Jonathan Markle sat in a hospital, shivering and in shock less than two hours after his SUV crashed through the ice on Lake Minnetonka with his 8-month-old daughter strapped inside, when a deputy asked him if he’d submit to a blood draw for alcohol testing.
“I don’t really have a choice, do I?” he asked, according to testimony. He didn’t, the deputy replied.
Markle submitted to the test, which showed he was legally drunk. His daughter died three days later. The criminal-vehicular homicide case against him now hinges on whether that blood sample can be used as evidence in the wake of a recent U.S. Supreme Court ruling that deemed warrants necessary for blood draws in most drunken-driving cases.
Markle, 41, of Minnetrista, was charged with the felony after he drove his SUV onto a frozen channel between Priests and Halstead bays Jan. 18 on the way home from Lord Fletcher’s restaurant. When the vehicle broke through, his wife, Amanda, 31, and a second daughter, 2-year-old Isabelle, escaped from the submerged vehicle and were treated for hypothermia. His infant daughter, Tabitha, spent more than 15 minutes underwater before divers were able to rescue her.
According to testimony, Markle took the shortcut over his wife’s protests. Transcripts of 911 calls show Markle refused to leave the sinking vehicle as he dove repeatedly into the dark, freezing water as he tried to save his daughter. Markle, who is free on bail, sat next to his attorneys and watched the proceedings.
High court ruling vs. state law

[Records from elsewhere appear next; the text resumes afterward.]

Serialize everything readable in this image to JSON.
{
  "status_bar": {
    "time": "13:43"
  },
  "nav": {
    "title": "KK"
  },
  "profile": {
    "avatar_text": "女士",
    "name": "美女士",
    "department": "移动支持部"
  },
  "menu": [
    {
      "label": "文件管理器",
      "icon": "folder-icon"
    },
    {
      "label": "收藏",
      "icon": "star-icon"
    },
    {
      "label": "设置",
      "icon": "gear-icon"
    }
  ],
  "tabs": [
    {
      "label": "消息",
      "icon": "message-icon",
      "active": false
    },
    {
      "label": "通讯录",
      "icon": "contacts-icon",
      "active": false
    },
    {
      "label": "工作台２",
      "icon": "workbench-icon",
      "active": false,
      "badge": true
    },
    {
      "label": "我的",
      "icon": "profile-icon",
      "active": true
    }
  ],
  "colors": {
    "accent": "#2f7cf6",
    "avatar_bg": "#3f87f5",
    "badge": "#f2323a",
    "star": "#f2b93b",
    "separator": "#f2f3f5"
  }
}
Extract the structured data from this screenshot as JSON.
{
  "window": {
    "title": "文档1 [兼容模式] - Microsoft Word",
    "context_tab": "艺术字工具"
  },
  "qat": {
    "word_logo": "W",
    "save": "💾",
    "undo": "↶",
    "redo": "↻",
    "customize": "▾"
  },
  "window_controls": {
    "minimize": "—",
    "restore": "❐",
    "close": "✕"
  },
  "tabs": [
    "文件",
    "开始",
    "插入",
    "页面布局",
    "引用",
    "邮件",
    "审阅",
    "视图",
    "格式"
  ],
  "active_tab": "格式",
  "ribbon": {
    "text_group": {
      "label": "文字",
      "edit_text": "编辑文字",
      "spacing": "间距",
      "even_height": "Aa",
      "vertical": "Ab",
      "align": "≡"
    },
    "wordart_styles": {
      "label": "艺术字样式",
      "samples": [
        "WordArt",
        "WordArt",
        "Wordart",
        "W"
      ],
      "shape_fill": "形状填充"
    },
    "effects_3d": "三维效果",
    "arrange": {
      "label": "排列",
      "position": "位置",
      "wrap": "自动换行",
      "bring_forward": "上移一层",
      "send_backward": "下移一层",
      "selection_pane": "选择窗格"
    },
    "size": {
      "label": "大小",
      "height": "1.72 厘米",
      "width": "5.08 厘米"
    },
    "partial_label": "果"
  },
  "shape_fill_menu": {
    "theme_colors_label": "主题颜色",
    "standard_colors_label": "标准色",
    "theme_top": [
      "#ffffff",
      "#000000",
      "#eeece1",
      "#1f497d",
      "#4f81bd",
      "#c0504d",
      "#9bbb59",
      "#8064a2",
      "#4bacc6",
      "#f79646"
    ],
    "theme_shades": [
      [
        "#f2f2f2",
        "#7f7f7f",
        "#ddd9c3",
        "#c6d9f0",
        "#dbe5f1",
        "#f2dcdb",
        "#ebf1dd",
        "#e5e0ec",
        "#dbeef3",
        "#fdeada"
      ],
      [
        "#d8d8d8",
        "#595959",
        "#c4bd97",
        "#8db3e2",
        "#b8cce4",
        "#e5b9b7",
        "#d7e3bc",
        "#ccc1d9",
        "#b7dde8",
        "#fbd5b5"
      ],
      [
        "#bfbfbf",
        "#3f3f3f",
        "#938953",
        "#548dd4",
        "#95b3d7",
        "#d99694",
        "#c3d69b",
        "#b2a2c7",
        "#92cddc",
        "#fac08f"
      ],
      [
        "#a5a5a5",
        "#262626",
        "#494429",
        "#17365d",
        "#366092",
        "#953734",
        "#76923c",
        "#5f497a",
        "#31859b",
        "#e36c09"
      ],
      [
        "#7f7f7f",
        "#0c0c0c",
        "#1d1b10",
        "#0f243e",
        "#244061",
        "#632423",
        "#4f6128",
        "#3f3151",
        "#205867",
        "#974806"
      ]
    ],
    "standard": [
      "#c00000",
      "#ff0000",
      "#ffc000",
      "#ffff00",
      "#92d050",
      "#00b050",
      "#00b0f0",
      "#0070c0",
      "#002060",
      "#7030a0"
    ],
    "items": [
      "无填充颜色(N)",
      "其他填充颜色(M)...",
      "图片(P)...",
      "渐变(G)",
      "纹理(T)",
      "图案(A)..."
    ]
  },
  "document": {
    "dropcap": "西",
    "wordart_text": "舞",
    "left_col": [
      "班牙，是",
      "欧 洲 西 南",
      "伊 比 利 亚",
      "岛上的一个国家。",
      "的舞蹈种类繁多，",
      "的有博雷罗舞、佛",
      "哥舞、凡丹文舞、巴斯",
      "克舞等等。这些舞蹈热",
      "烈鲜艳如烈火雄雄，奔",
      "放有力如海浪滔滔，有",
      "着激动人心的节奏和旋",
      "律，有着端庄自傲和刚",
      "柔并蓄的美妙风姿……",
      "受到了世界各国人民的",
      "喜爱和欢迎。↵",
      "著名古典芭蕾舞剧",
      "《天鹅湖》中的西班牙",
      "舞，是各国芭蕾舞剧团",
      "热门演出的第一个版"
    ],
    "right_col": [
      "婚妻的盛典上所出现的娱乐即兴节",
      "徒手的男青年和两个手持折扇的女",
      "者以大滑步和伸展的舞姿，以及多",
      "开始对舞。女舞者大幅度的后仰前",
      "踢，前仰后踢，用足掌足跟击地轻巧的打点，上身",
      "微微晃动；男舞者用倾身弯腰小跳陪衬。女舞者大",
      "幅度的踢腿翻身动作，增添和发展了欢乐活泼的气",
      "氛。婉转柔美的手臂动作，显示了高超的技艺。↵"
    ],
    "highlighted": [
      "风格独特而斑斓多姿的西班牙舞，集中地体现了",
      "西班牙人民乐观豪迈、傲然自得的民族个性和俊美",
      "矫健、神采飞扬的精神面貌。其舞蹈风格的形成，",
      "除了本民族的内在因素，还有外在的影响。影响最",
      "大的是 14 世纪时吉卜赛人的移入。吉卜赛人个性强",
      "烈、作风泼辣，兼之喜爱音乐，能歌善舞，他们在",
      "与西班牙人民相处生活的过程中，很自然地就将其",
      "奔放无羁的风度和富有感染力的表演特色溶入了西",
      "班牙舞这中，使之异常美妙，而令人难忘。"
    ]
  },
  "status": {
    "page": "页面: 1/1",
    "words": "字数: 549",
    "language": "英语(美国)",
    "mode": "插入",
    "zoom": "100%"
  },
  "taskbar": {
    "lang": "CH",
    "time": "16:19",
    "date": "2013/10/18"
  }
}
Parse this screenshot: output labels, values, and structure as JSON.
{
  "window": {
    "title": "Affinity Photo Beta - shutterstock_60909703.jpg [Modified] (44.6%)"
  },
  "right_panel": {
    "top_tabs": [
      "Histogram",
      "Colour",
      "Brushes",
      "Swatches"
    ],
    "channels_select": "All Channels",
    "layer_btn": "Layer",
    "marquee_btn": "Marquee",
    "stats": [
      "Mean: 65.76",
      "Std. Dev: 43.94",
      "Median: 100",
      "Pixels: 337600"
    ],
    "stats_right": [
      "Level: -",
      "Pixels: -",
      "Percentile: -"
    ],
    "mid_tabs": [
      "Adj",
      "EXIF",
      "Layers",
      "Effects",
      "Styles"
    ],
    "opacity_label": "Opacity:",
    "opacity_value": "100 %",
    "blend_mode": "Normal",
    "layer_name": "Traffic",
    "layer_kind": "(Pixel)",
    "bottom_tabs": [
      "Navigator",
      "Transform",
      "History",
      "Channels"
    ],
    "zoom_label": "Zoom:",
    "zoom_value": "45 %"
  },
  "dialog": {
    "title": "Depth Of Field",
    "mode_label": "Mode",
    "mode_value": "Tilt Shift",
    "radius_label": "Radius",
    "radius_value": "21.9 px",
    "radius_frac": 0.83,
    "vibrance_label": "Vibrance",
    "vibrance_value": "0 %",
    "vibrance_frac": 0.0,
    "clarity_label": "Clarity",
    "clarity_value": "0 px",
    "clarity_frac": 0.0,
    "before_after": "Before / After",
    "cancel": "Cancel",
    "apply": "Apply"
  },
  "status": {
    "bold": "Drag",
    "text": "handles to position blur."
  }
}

In the motion hearing Tuesday, Markle’s attorneys, Joe Friedberg and Paul Engh, argued to have the blood sample — the key piece of evidence in the case against him — thrown out. The sample revealed a blood alcohol level of 0.13 percent, well over Minnesota’s legal driving limit of 0.08 percent. Prosecutor Deborah Russell countered that time was of the essence when the incident changed from rescue operation to criminal investigation the moment a police officer smelled alcohol on Markle’s breath.
“If they had understood what the Constitution demands, they would have gotten a warrant,” Friedberg argued to District Judge Jay Quam. “The reason they didn’t do it is very clear: Nobody’s told them to.”
Friedberg’s argument hinges on the U.S. Supreme Court’s April decision in Missouri vs. McNeely, a 5-4 ruling that said authorities should obtain a warrant before taking blood samples from suspected drunken drivers. The ruling rejected two Minnesota Supreme Court rulings that said warrantless blood draws were permissible because of the risk that blood alcohol levels could dissipate in the time required to obtain a warrant.
Under Minnesota’s implied consent law, consent to take a blood sample is not required in cases of accidents with injury or death. Because of that, Hennepin County sheriff’s deputy Adam Moore testified that he never considered getting a warrant to take a blood sample from Markle at Ridgeview Medical Center in Waconia.
“From what I knew of the law and the policies of our department, we could take it without his consent in this instance,” he testified.
Passing time an issue
Russell argued that under the McNeely decision, every case needs to be analyzed on its own facts. In this case, she said the deputy was told by doctors to wait before he could speak with Markle, and after 30 minutes passed, Markle took 20 minutes to consult with an attorney. At 6:57 p.m., just shy of two hours after the first 911 calls, Markle submitted the sample.
During his arguments, Friedberg showed a document with the home and cellphone numbers of 61 Hennepin County judges, proving that it would not have been difficult to get a telephone warrant from a judge — particularly when one was on call that night. Russell countered that Moore would have needed to first speak with Markle before having enough information to get a warrant, all the while time was running out. An Orono police officer first smelled alcohol on Markle’s breath, and Markle told him he had two beers that night.
“I’m not sure a judge would sign a warrant that said, ‘I heard from another officer he’d been drinking,’ ” Russell said.
Friedberg and Engh also argued that the case should be thrown out because Markle did not cause the death of his daughter as he couldn’t foresee the SUV would go through the ice when there were no warning signs in the immediate area, and that thousands of vehicles and ice shacks are on the lake’s frozen surface every winter. The fact that he had been drinking before the accident occurred, they argued, is irrelevant.
Engh compared the incident to two drivers, one over the legal blood alcohol limit and the other sober, each striking a large pothole that causes a crash and kills their passenger. Why, he argued, should one be held criminally responsible and the other not?
“I believe [Russell] would say because one is drunk and one isn’t,” Quam said.
“She would,” Russell said.
“The cause is not the driver, the cause is the pothole,” Engh countered. “That’s the difference.”
Quam is expected to rule on the motions later.